## Problem details
In the data that follows, every line containing the word "this" should be returned.

## Dataset excerpts
────────────────────

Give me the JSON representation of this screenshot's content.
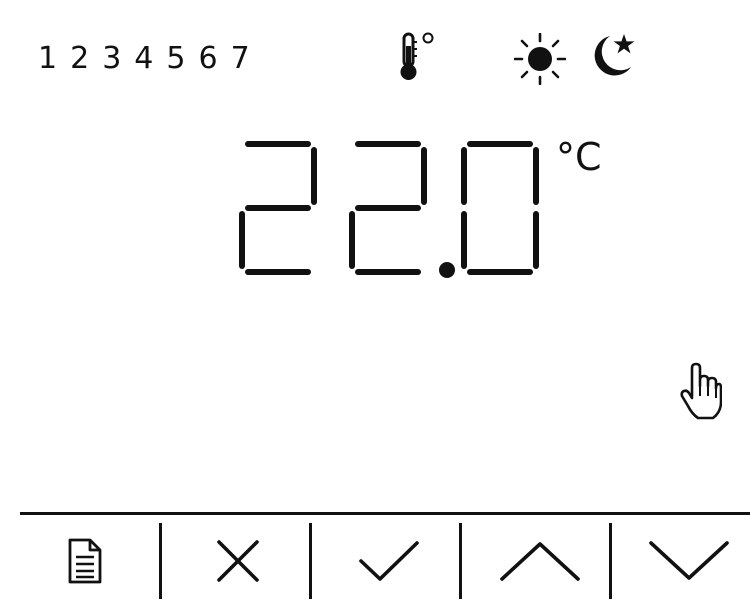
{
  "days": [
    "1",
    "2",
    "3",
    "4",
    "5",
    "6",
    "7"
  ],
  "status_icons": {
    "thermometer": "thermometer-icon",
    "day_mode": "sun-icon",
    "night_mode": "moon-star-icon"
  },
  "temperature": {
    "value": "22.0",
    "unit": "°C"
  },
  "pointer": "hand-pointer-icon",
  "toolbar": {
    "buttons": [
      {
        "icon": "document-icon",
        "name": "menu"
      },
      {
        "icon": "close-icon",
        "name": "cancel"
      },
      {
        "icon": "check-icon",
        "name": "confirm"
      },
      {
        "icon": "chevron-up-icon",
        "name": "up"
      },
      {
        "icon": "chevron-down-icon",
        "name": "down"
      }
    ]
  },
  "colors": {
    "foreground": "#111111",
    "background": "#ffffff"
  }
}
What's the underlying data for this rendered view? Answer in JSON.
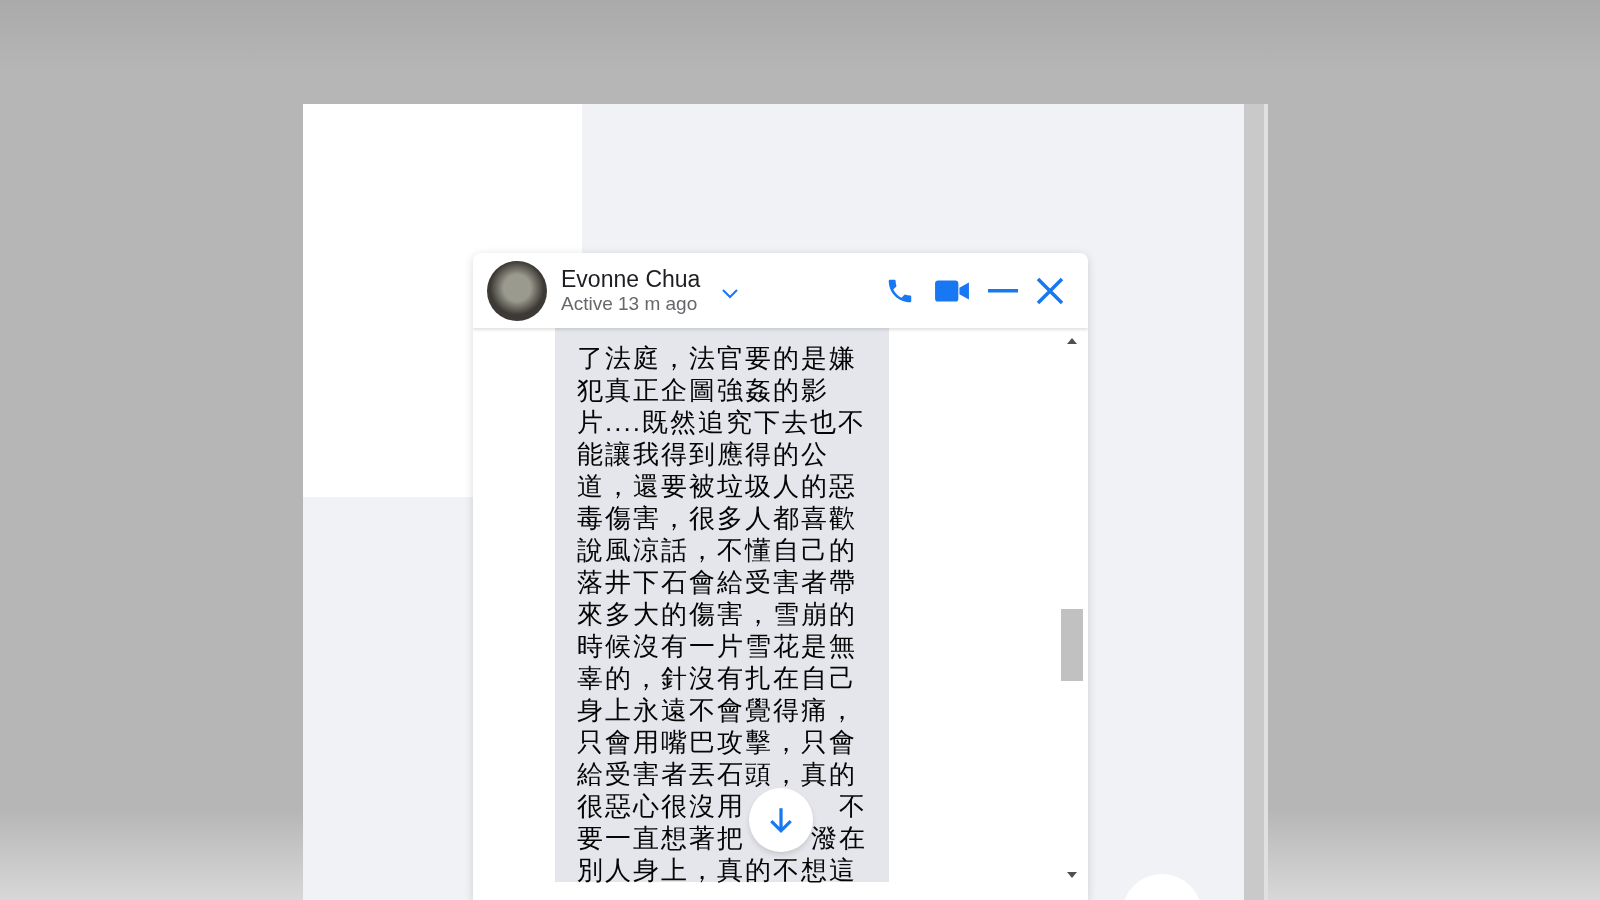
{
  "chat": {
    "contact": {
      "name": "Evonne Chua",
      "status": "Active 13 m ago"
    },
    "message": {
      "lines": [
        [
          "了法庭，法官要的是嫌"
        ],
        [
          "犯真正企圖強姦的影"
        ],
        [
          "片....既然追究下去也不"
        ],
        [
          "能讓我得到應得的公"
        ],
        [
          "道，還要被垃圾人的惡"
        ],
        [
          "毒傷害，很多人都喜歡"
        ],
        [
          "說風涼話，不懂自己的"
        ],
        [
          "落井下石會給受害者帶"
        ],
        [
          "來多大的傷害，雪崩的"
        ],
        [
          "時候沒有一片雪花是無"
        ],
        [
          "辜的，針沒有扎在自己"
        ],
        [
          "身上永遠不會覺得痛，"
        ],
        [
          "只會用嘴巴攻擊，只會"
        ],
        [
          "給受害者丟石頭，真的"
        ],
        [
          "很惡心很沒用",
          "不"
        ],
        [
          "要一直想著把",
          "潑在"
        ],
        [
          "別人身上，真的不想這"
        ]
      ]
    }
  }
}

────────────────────

## Task result
Give me the JSON representation of this screenshot's content.
What's the underlying data for this rendered view? Answer in JSON.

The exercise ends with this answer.